» **Exercise details**
Report all lines of the data below that hold the word "rebootORZ".

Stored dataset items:
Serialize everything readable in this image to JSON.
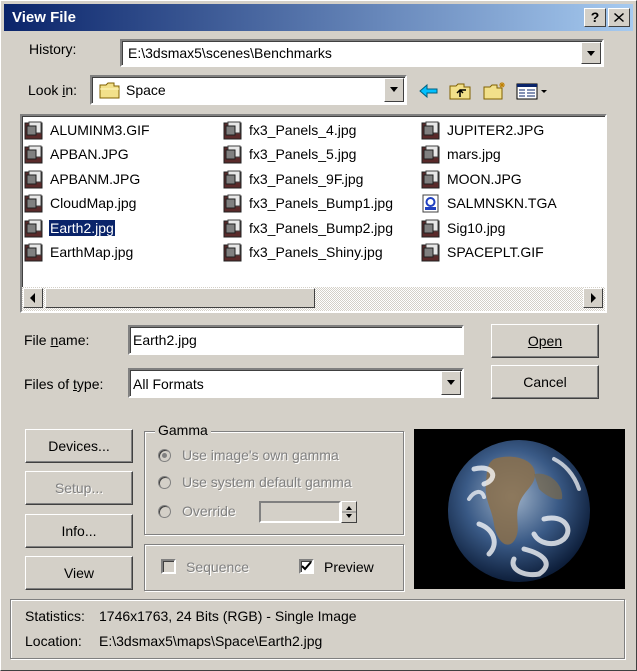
{
  "window": {
    "title": "View File",
    "help_label": "?",
    "close_label": "X"
  },
  "history": {
    "label": "History:",
    "value": "E:\\3dsmax5\\scenes\\Benchmarks"
  },
  "look_in": {
    "label": "Look in:",
    "value": "Space"
  },
  "files": [
    {
      "name": "ALUMINM3.GIF",
      "icon": "image-file-icon"
    },
    {
      "name": "APBAN.JPG",
      "icon": "image-file-icon"
    },
    {
      "name": "APBANM.JPG",
      "icon": "image-file-icon"
    },
    {
      "name": "CloudMap.jpg",
      "icon": "image-file-icon"
    },
    {
      "name": "Earth2.jpg",
      "icon": "image-file-icon",
      "selected": true
    },
    {
      "name": "EarthMap.jpg",
      "icon": "image-file-icon"
    },
    {
      "name": "fx3_Panels_4.jpg",
      "icon": "image-file-icon"
    },
    {
      "name": "fx3_Panels_5.jpg",
      "icon": "image-file-icon"
    },
    {
      "name": "fx3_Panels_9F.jpg",
      "icon": "image-file-icon"
    },
    {
      "name": "fx3_Panels_Bump1.jpg",
      "icon": "image-file-icon"
    },
    {
      "name": "fx3_Panels_Bump2.jpg",
      "icon": "image-file-icon"
    },
    {
      "name": "fx3_Panels_Shiny.jpg",
      "icon": "image-file-icon"
    },
    {
      "name": "JUPITER2.JPG",
      "icon": "image-file-icon"
    },
    {
      "name": "mars.jpg",
      "icon": "image-file-icon"
    },
    {
      "name": "MOON.JPG",
      "icon": "image-file-icon"
    },
    {
      "name": "SALMNSKN.TGA",
      "icon": "tga-file-icon"
    },
    {
      "name": "Sig10.jpg",
      "icon": "image-file-icon"
    },
    {
      "name": "SPACEPLT.GIF",
      "icon": "image-file-icon"
    }
  ],
  "file_name": {
    "label": "File name:",
    "value": "Earth2.jpg"
  },
  "file_type": {
    "label": "Files of type:",
    "value": "All Formats"
  },
  "buttons": {
    "open": "Open",
    "cancel": "Cancel",
    "devices": "Devices...",
    "setup": "Setup...",
    "info": "Info...",
    "view": "View"
  },
  "gamma": {
    "title": "Gamma",
    "options": [
      "Use image's own gamma",
      "Use system default gamma",
      "Override"
    ],
    "selected": "Use image's own gamma"
  },
  "options": {
    "sequence_label": "Sequence",
    "sequence_checked": false,
    "preview_label": "Preview",
    "preview_checked": true
  },
  "status": {
    "statistics_label": "Statistics:",
    "statistics_value": "1746x1763, 24 Bits (RGB) - Single Image",
    "location_label": "Location:",
    "location_value": "E:\\3dsmax5\\maps\\Space\\Earth2.jpg"
  },
  "colors": {
    "title_start": "#0a246a",
    "title_end": "#a6caf0",
    "face": "#d4d0c8",
    "selection": "#0a246a"
  }
}
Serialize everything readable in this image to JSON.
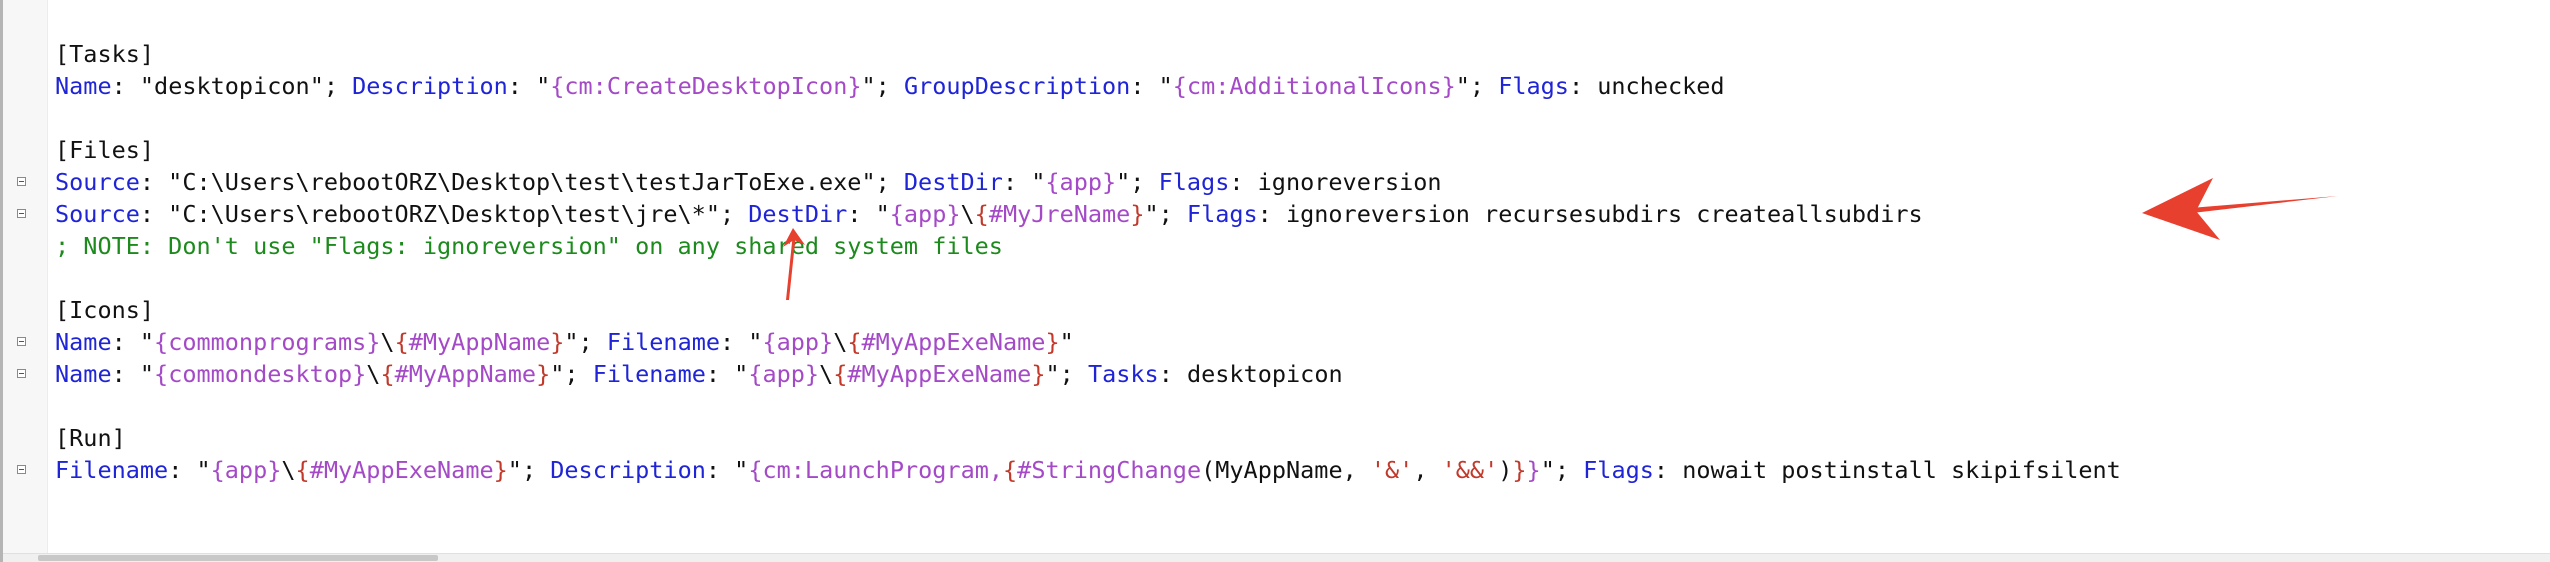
{
  "editor": {
    "lines": [
      [
        {
          "c": "sec",
          "t": "[Tasks]"
        }
      ],
      [
        {
          "c": "k",
          "t": "Name"
        },
        {
          "c": "p",
          "t": ": \""
        },
        {
          "c": "p",
          "t": "desktopicon"
        },
        {
          "c": "p",
          "t": "\"; "
        },
        {
          "c": "k",
          "t": "Description"
        },
        {
          "c": "p",
          "t": ": \""
        },
        {
          "c": "c",
          "t": "{cm:CreateDesktopIcon}"
        },
        {
          "c": "p",
          "t": "\"; "
        },
        {
          "c": "k",
          "t": "GroupDescription"
        },
        {
          "c": "p",
          "t": ": \""
        },
        {
          "c": "c",
          "t": "{cm:AdditionalIcons}"
        },
        {
          "c": "p",
          "t": "\"; "
        },
        {
          "c": "k",
          "t": "Flags"
        },
        {
          "c": "p",
          "t": ": unchecked"
        }
      ],
      [],
      [
        {
          "c": "sec",
          "t": "[Files]"
        }
      ],
      [
        {
          "c": "k",
          "t": "Source"
        },
        {
          "c": "p",
          "t": ": \"C:\\Users\\rebootORZ\\Desktop\\test\\testJarToExe.exe\"; "
        },
        {
          "c": "k",
          "t": "DestDir"
        },
        {
          "c": "p",
          "t": ": \""
        },
        {
          "c": "c",
          "t": "{app}"
        },
        {
          "c": "p",
          "t": "\"; "
        },
        {
          "c": "k",
          "t": "Flags"
        },
        {
          "c": "p",
          "t": ": ignoreversion"
        }
      ],
      [
        {
          "c": "k",
          "t": "Source"
        },
        {
          "c": "p",
          "t": ": \"C:\\Users\\rebootORZ\\Desktop\\test\\jre\\*\"; "
        },
        {
          "c": "k",
          "t": "DestDir"
        },
        {
          "c": "p",
          "t": ": \""
        },
        {
          "c": "c",
          "t": "{app}"
        },
        {
          "c": "p",
          "t": "\\"
        },
        {
          "c": "s",
          "t": "{"
        },
        {
          "c": "c",
          "t": "#MyJreName"
        },
        {
          "c": "s",
          "t": "}"
        },
        {
          "c": "p",
          "t": "\"; "
        },
        {
          "c": "k",
          "t": "Flags"
        },
        {
          "c": "p",
          "t": ": ignoreversion recursesubdirs createallsubdirs"
        }
      ],
      [
        {
          "c": "cm",
          "t": "; NOTE: Don't use \"Flags: ignoreversion\" on any shared system files"
        }
      ],
      [],
      [
        {
          "c": "sec",
          "t": "[Icons]"
        }
      ],
      [
        {
          "c": "k",
          "t": "Name"
        },
        {
          "c": "p",
          "t": ": \""
        },
        {
          "c": "c",
          "t": "{commonprograms}"
        },
        {
          "c": "p",
          "t": "\\"
        },
        {
          "c": "s",
          "t": "{"
        },
        {
          "c": "c",
          "t": "#MyAppName"
        },
        {
          "c": "s",
          "t": "}"
        },
        {
          "c": "p",
          "t": "\"; "
        },
        {
          "c": "k",
          "t": "Filename"
        },
        {
          "c": "p",
          "t": ": \""
        },
        {
          "c": "c",
          "t": "{app}"
        },
        {
          "c": "p",
          "t": "\\"
        },
        {
          "c": "s",
          "t": "{"
        },
        {
          "c": "c",
          "t": "#MyAppExeName"
        },
        {
          "c": "s",
          "t": "}"
        },
        {
          "c": "p",
          "t": "\""
        }
      ],
      [
        {
          "c": "k",
          "t": "Name"
        },
        {
          "c": "p",
          "t": ": \""
        },
        {
          "c": "c",
          "t": "{commondesktop}"
        },
        {
          "c": "p",
          "t": "\\"
        },
        {
          "c": "s",
          "t": "{"
        },
        {
          "c": "c",
          "t": "#MyAppName"
        },
        {
          "c": "s",
          "t": "}"
        },
        {
          "c": "p",
          "t": "\"; "
        },
        {
          "c": "k",
          "t": "Filename"
        },
        {
          "c": "p",
          "t": ": \""
        },
        {
          "c": "c",
          "t": "{app}"
        },
        {
          "c": "p",
          "t": "\\"
        },
        {
          "c": "s",
          "t": "{"
        },
        {
          "c": "c",
          "t": "#MyAppExeName"
        },
        {
          "c": "s",
          "t": "}"
        },
        {
          "c": "p",
          "t": "\"; "
        },
        {
          "c": "k",
          "t": "Tasks"
        },
        {
          "c": "p",
          "t": ": desktopicon"
        }
      ],
      [],
      [
        {
          "c": "sec",
          "t": "[Run]"
        }
      ],
      [
        {
          "c": "k",
          "t": "Filename"
        },
        {
          "c": "p",
          "t": ": \""
        },
        {
          "c": "c",
          "t": "{app}"
        },
        {
          "c": "p",
          "t": "\\"
        },
        {
          "c": "s",
          "t": "{"
        },
        {
          "c": "c",
          "t": "#MyAppExeName"
        },
        {
          "c": "s",
          "t": "}"
        },
        {
          "c": "p",
          "t": "\"; "
        },
        {
          "c": "k",
          "t": "Description"
        },
        {
          "c": "p",
          "t": ": \""
        },
        {
          "c": "c",
          "t": "{cm:LaunchProgram,"
        },
        {
          "c": "s",
          "t": "{"
        },
        {
          "c": "c",
          "t": "#StringChange"
        },
        {
          "c": "p",
          "t": "(MyAppName, "
        },
        {
          "c": "s",
          "t": "'&'"
        },
        {
          "c": "p",
          "t": ", "
        },
        {
          "c": "s",
          "t": "'&&'"
        },
        {
          "c": "p",
          "t": ")"
        },
        {
          "c": "s",
          "t": "}"
        },
        {
          "c": "c",
          "t": "}"
        },
        {
          "c": "p",
          "t": "\"; "
        },
        {
          "c": "k",
          "t": "Flags"
        },
        {
          "c": "p",
          "t": ": nowait postinstall skipifsilent"
        }
      ]
    ],
    "fold_markers_at_lines": [
      4,
      5,
      9,
      10,
      13
    ]
  },
  "colors": {
    "keyword": "#1f24d6",
    "constant": "#a44ac7",
    "brace": "#c0392b",
    "comment": "#1d8a1d",
    "text": "#111111",
    "annotation_arrow": "#e8402f"
  },
  "annotations": {
    "arrows": [
      {
        "name": "arrow-right-pointing-to-flags",
        "icon": "red-arrow-icon"
      },
      {
        "name": "arrow-up-pointing-to-wildcard",
        "icon": "red-arrow-icon"
      }
    ]
  }
}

» **Task result**
          "t": ": \"C:\\Users\\rebootORZ\\Desktop\\test\\testJarToExe.exe\"; "
          "t": ": \"C:\\Users\\rebootORZ\\Desktop\\test\\jre\\*\"; "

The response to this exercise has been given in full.